A key issue for the 2020s is whether the energy transition will be gradual or rapid.  A gradual transition means that we miss the goals of the Paris Agreement, but energy sector incumbents can continue to flourish.  A rapid transition means we have a chance of hitting the goals of the Paris Agreement, but incumbents will be disrupted by the speed of change.

This paper provides a framework for navigating the mosaic of often conflicting scenarios for how the energy system is evolving, the implications for the fossil fuel sector and the road to Paris.

We sets out the four main areas of distinction between the two narratives:

  1. What matters – stock or flow. Gradual advocates focus on total demand (stock) and argue that new energy technologies are relatively small and will take decades to overtake fossil fuels.  Rapid advocates focus on change (flow), and argue that new energy technologies will soon make up all the growth in energy supply.
  2. Technology growth – linear or exponential. Gradual advocates argue that new energy technologies are expensive and face insoluble economic or technical impediments to growth, meaning that growth rates will be only linear.  Rapid advocates argue that solar and wind are already cheaper than fossil fuels for the generation of electricity and that EV are about to challenge the Internal Combustion Engine (ICE) on price, that the barriers to growth are soluble for the foreseeable future, and that these disruptive new energy technologies will continue to enjoy exponential growth.  They anticipate the rise of new technologies such as green hydrogen which can lead to further waves of change.
  3. Policy – static or dynamic. Gradual advocates argue that it is necessary only to model policies which we know will happen, that the forces of inertia are very powerful, and that policymakers will remain cautious and slow-moving.  Rapid advocates argue the forces for change are considerably greater than those for inertia, and  that technology opens up the opportunity for policymakers and regulators to design markets to better provide for all consumers’ needs.  As the necessity for action becomes clear, so there will be an Inevitable Policy Response.  Modelling only the existing policy environment has the impact of understating trends in policy making.
  4. Emerging markets – copy or leapfrog. Gradual advocates argue that the emerging markets (including China) will broadly follow the path taken by developed markets and use more fossil fuels as they get richer and energy demand rises.  Rapid advocates argue that the emerging markets will enjoy an energy leapfrog to new energy technologies and significantly less energy-intensive forms of economic development while providing critical improvements in the quality of life.

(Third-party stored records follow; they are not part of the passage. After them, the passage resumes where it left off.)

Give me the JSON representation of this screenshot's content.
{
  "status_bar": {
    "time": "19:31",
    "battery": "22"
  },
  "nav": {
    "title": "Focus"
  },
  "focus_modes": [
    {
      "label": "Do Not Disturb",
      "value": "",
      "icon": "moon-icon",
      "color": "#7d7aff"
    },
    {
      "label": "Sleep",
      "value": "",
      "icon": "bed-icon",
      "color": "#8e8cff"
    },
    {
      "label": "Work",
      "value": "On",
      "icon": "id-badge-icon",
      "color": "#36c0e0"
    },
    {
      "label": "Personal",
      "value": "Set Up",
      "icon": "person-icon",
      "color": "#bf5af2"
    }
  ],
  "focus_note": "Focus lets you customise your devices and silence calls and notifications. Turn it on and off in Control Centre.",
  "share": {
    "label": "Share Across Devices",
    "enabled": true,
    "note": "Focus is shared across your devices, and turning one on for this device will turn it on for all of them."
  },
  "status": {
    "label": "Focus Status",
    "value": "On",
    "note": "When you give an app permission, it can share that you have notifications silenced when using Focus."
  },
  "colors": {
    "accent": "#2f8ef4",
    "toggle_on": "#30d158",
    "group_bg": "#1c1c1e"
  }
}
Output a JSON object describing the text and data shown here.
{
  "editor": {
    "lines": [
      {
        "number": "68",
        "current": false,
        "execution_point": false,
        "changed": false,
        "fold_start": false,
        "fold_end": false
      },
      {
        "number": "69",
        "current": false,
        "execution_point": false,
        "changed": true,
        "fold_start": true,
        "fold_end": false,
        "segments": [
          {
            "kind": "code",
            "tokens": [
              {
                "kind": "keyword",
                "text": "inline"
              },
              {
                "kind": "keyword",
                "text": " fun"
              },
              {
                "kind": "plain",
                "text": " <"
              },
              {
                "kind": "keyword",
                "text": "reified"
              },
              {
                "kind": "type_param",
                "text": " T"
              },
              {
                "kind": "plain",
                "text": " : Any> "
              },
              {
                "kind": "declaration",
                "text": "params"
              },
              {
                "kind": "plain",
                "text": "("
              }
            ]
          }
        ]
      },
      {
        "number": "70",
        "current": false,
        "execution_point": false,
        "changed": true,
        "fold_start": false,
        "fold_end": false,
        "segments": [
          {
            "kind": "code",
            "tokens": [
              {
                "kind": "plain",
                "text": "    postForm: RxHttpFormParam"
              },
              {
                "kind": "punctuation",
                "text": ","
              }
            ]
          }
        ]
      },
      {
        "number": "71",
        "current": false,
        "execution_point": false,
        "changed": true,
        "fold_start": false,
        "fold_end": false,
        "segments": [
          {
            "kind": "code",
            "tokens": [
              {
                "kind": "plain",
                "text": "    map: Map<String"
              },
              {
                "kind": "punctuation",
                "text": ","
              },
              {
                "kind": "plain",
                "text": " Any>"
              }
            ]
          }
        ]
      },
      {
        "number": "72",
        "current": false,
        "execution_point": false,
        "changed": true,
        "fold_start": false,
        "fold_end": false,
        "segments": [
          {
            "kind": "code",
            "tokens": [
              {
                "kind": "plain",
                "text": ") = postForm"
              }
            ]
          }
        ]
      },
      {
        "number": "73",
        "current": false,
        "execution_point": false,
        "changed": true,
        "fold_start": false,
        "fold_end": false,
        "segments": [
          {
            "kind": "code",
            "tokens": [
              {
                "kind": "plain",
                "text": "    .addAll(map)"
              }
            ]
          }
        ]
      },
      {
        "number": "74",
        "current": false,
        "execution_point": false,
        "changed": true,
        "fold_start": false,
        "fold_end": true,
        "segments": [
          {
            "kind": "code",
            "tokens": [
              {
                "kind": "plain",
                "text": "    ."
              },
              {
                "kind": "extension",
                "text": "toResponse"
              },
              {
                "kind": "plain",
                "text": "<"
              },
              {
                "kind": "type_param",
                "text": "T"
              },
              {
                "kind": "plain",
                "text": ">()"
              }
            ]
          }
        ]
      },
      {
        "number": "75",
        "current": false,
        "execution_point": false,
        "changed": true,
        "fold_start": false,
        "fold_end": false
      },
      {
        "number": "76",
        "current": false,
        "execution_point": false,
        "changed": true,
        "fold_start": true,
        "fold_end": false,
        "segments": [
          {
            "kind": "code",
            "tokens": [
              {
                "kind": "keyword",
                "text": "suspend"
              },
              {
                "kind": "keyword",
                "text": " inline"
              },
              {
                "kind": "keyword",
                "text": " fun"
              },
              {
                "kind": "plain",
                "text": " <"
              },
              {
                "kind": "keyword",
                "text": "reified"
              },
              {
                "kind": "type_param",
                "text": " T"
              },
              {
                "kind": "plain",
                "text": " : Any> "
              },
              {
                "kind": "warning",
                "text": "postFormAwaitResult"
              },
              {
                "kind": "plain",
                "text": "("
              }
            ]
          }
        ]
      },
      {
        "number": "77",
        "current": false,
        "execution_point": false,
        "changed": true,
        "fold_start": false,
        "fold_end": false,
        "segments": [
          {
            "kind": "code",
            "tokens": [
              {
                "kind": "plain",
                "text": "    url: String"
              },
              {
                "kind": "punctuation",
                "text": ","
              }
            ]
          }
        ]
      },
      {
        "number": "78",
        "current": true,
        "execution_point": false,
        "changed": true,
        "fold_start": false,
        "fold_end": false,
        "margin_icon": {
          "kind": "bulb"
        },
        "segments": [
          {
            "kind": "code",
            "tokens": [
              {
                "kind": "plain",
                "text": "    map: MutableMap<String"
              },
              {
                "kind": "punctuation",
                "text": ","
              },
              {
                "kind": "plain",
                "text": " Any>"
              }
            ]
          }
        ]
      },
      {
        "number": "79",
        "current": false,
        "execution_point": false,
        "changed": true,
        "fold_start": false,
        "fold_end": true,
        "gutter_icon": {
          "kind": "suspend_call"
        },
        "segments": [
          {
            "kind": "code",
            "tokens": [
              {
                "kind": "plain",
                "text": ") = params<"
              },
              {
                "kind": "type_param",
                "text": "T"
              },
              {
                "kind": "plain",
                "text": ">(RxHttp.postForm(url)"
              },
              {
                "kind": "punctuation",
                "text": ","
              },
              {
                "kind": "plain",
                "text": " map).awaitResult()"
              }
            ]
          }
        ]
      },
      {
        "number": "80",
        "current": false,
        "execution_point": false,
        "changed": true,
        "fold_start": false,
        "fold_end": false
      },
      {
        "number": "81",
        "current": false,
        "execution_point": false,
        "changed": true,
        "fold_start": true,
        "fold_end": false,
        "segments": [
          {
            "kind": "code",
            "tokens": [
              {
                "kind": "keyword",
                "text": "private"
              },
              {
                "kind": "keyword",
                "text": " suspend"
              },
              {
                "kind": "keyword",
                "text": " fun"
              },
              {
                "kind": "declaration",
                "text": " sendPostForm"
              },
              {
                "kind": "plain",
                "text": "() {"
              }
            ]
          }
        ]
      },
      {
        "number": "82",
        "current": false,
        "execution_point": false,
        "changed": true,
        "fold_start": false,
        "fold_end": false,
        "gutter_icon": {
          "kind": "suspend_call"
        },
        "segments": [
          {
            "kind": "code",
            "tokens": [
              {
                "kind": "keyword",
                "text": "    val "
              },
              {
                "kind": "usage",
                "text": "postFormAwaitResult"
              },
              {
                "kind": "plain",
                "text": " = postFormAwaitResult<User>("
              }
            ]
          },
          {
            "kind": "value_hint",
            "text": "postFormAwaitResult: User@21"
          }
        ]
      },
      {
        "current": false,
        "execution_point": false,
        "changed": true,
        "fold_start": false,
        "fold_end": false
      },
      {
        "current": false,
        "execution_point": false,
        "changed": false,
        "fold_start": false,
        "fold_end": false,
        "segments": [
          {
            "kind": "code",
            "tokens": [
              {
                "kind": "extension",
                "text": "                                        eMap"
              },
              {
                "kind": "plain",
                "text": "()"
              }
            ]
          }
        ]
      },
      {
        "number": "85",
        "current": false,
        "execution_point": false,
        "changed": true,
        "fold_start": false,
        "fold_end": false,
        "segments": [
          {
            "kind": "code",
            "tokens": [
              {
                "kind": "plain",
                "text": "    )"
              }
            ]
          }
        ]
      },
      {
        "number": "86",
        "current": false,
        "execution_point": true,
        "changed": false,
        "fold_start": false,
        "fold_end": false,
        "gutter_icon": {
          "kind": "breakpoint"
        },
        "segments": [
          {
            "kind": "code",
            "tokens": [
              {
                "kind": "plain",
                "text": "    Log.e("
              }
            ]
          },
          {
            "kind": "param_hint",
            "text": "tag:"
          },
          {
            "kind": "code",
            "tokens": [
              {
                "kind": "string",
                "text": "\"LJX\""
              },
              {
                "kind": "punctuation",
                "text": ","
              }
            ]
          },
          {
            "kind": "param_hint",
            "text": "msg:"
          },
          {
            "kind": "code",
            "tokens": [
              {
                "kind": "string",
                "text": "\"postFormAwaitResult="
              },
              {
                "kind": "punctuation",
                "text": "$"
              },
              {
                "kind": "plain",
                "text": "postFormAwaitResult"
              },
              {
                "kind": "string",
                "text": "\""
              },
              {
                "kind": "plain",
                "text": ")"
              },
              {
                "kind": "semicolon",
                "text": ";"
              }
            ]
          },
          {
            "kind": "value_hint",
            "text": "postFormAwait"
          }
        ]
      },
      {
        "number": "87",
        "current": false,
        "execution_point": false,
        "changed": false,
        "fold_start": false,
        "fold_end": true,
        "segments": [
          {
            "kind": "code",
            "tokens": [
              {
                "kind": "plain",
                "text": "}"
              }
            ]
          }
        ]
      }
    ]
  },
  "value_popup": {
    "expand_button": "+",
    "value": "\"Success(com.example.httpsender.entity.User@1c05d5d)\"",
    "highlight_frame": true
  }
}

The note and below infographic identifies the signposts to help understand which path the world is following. Pass these and the Rapid narrative is on track.  Fail to pass them and the Gradual narrative is playing out.



This paper has been developed by the Global Future Council on Energy 2018-2019. Lead authors are Kingsmill Bond, Carbon Tracker, Angus McCrone, BloombergNEF, and Jules Kortenhorst, Rocky Mountain Institute. The paper includes input from other members of the World Economic Forum Global Future Council on Energy 2018-2019 (see members list at the end of paper) It is a draft paper for further discussion. The findings, interpretations and conclusions expressed are a result of a collaborative process facilitated and endorsed by the World Economic Forum, but whose results do not necessarily represent the views of the World Economic Forum, nor the entirety of its Members, Partners or other stakeholders, nor the individual Global Future Council members listed as contributors, or their organisations.